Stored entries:
══════

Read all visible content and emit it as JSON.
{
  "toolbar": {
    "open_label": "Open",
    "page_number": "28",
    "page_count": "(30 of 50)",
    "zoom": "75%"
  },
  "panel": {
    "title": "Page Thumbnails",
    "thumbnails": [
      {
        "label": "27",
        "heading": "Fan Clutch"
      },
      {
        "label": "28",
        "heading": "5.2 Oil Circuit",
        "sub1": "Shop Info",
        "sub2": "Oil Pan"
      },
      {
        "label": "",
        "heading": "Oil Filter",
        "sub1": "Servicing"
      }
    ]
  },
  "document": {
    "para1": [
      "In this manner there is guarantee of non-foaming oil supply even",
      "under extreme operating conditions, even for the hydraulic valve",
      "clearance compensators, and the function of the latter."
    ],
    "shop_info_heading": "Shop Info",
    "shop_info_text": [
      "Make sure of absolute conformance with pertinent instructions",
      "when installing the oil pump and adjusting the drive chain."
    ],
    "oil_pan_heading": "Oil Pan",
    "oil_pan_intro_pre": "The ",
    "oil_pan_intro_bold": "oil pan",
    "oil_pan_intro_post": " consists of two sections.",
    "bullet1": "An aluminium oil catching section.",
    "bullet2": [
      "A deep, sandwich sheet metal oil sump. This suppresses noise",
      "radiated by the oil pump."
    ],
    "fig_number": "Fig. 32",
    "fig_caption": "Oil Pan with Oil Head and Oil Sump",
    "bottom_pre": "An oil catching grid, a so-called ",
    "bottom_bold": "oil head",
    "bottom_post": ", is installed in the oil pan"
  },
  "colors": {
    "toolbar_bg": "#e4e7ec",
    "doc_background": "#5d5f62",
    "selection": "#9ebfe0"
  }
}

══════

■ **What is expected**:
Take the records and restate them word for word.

■ **Response**:
Read all visible content and emit it as JSON.
{
  "toolbar": {
    "open_label": "Open",
    "page_number": "28",
    "page_count": "(30 of 50)",
    "zoom": "75%"
  },
  "panel": {
    "title": "Page Thumbnails",
    "thumbnails": [
      {
        "label": "27",
        "heading": "Fan Clutch"
      },
      {
        "label": "28",
        "heading": "5.2 Oil Circuit",
        "sub1": "Shop Info",
        "sub2": "Oil Pan"
      },
      {
        "label": "",
        "heading": "Oil Filter",
        "sub1": "Servicing"
      }
    ]
  },
  "document": {
    "para1": [
      "In this manner there is guarantee of non-foaming oil supply even",
      "under extreme operating conditions, even for the hydraulic valve",
      "clearance compensators, and the function of the latter."
    ],
    "shop_info_heading": "Shop Info",
    "shop_info_text": [
      "Make sure of absolute conformance with pertinent instructions",
      "when installing the oil pump and adjusting the drive chain."
    ],
    "oil_pan_heading": "Oil Pan",
    "oil_pan_intro_pre": "The ",
    "oil_pan_intro_bold": "oil pan",
    "oil_pan_intro_post": " consists of two sections.",
    "bullet1": "An aluminium oil catching section.",
    "bullet2": [
      "A deep, sandwich sheet metal oil sump. This suppresses noise",
      "radiated by the oil pump."
    ],
    "fig_number": "Fig. 32",
    "fig_caption": "Oil Pan with Oil Head and Oil Sump",
    "bottom_pre": "An oil catching grid, a so-called ",
    "bottom_bold": "oil head",
    "bottom_post": ", is installed in the oil pan"
  },
  "colors": {
    "toolbar_bg": "#e4e7ec",
    "doc_background": "#5d5f62",
    "selection": "#9ebfe0"
  }
}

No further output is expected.